Monday, February 15, 2016

Getting hitched

When I was a little girl, I imagined I'd marry my dad one unspecified day. I told Jared about bedtime tonight and how I thought most kids might imagine themselves marrying their mother or father. Pause. No comment from Jared. Then, "Well, if your telling Beren you give someone a ring because you'll love them forever, it all makes sense."
Jared and I have woven tales of weddings into bedtime stories the past few months. Soon, Beren will wear his first pair of dress pants, dress shirt, and a bow tie. He will be the ring bearer for his uncle's wedding.

Tonight, I described how his uncle and his future aunt will be handsome and beautiful. That they'll be smiling. The woman is often called "the bride" and the man is called "the groom" I told him. "That's funny. A groom is someone who combs their hair," Beren said. 

"There are special jobs that people do in weddings. The groomsmen and the bridesmaids are important friends of the groom and bride. They'll be wearing pretty clothes," I said. "There are also two jobs for kids. One kid carries a treasure chest with rings in it."

"One of the rings is for me. And there's chocolate covered strawberries in the treasure chest, too," Beren added.

"Yes, there's two kid sized rings and two big people rings. The small rings are for you and Cheetah. The big rings are for Uncle Adam and Kristin."


"You know how Papa and I wear our silver rings? We gave them to each other when we got married. They show that we love each other forever."
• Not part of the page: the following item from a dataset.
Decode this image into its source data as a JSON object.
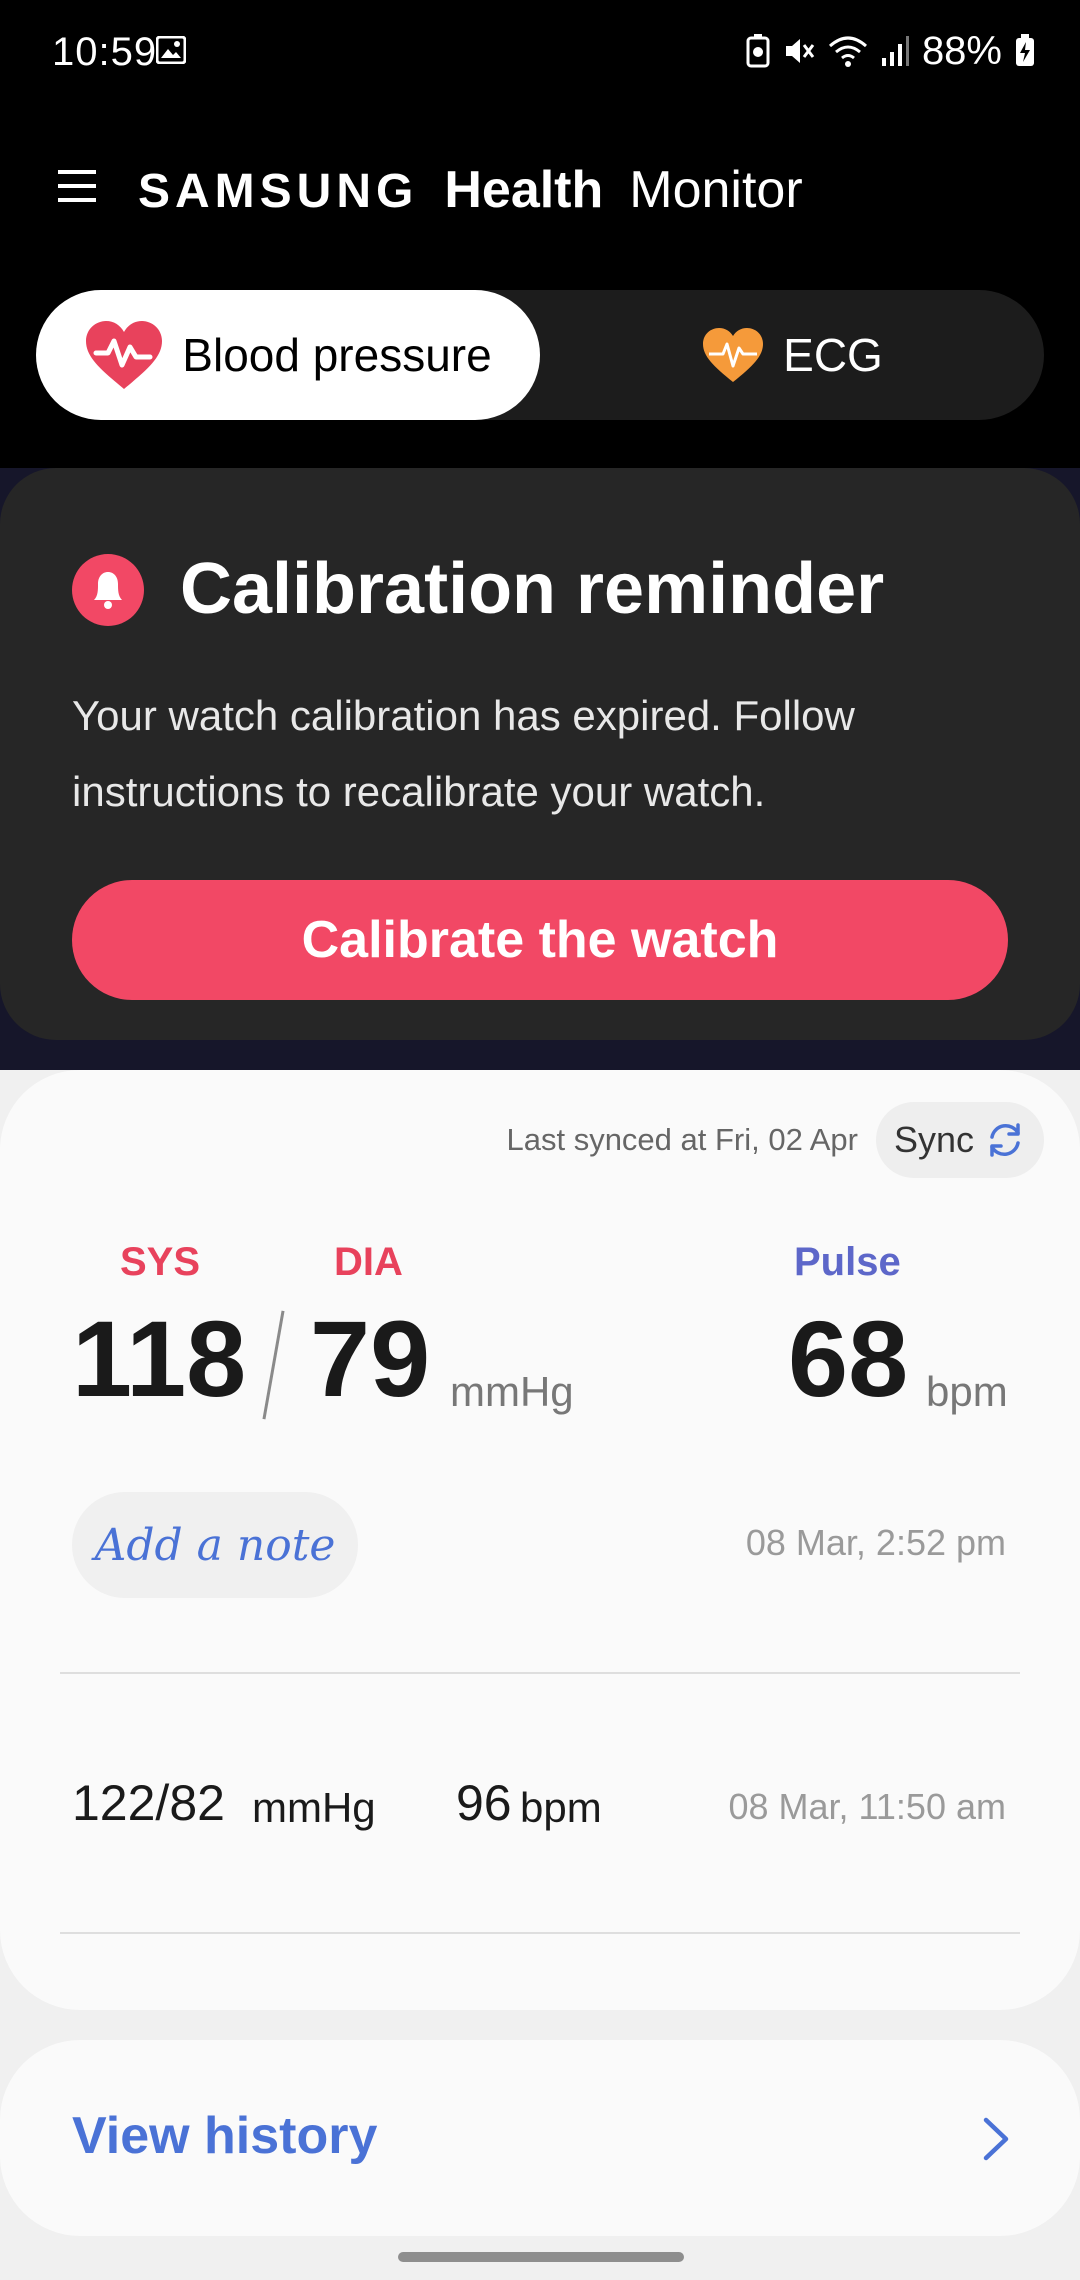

"Momma, when I marry you, I'll give you a golden ring."

"Oh, that's very nice sounding, Beren."

"And you'll give me a golden ring with a daffodil on it."

The rest of story time involved Beren and his special bracelet that made him invisible so that the treasure box floated towards Uncle Adam and Krisitin who were surprised to see a box floating towards them. Other items, like cookies, were added to the treasure chest. 

Love, how sweet it is!

Thursday, February 4, 2016

The Croup

I can tell Beren's been really sick because though we've all been cooped up together, the house is not  messy. We moved from couch to the floor reading books. We didn't even color. No Legos.

A couple nights ago, Jared and I stayed up talking until 2AM. Getting up off the couch to soothe Beren's coughs seemed a better choice than dragging out of bed. "If only we could bring him into our bed," Jared said. "But then none of us would get any sleep."

Beren, unfortunately, is a kicker. His sleep is fidgety when in the presence of others, even when he's really sick. I'd like to be able to monitor Beren's breathing, but he reminds me he's alive and kicking by kicking incessantly. I imagine he gets only slightly better rest than me in this state.

Yesterday, Beren moaned ("Uhhnn. Uhn.") for about, well, most of the day. Breakfast went ok, and the rest was downhill. Jared and I took turns working on our business and doctoring to Beren. I should say "being present for Beren" because he refused nearly all remedies except finger and toe massages.

In the afternoon, Beren said, "I want to be in my bed". Shockingly, we both fell asleep. My child does not nap. Shocking turn of events. The nap mellowed me, and I was ready for the next round of moaning.

Just before bed, Beren asked me to tell him the word for what he was doing. He took offense when Jared and I called it "moaning". "Wailing?" No. "Caterwauling?" No. "Bemoaning?" No. "Complaining?" No. "Teething?" No.

"You know the word, Momma! Tell me! Maybe it's the next one!" I offered a few more, which were not it. I suggested using a thesaurus. No way. Jared suggested it was bedtime. He also suggested that Beren was "crying". "That's it!" Beren said.

It was certainly time for bed. Nothing really helped his wracking cough but standing nearby an open door to allow the cool mist to soothe his airways. We swayed to Luscious Jackson, Beck, and Tracy Chapman beside the door and then headed to bed.

Between 8:00PM and 8:00AM, Jared and I took a dozen or so trips to Beren's room to soothe his cough and his discomfort from fever. Each time, he helped him settle back down to sleep, offering water, elderflower and linden tea, and an herbal throat spray.

Today was better. Less crying. More activity, just a little. His cough is less agonizing.

Tonight, after I read a wacky Eric Carle book and told Beren a "Cheetah story", I began dozing in Beren's bed. "Momma, you're too close. Why are you too close?" "You have both pillows to prop yourself up, Beren. My head is on the pillow, too." As I slid my head onto the cool mattress, I smelled the lavender sachets we made today. Beren had stuffed them inside his pillows. I dozed until Beren said, "Momma, I want to be alone." "Ok, Beren. Goodnight. I love you."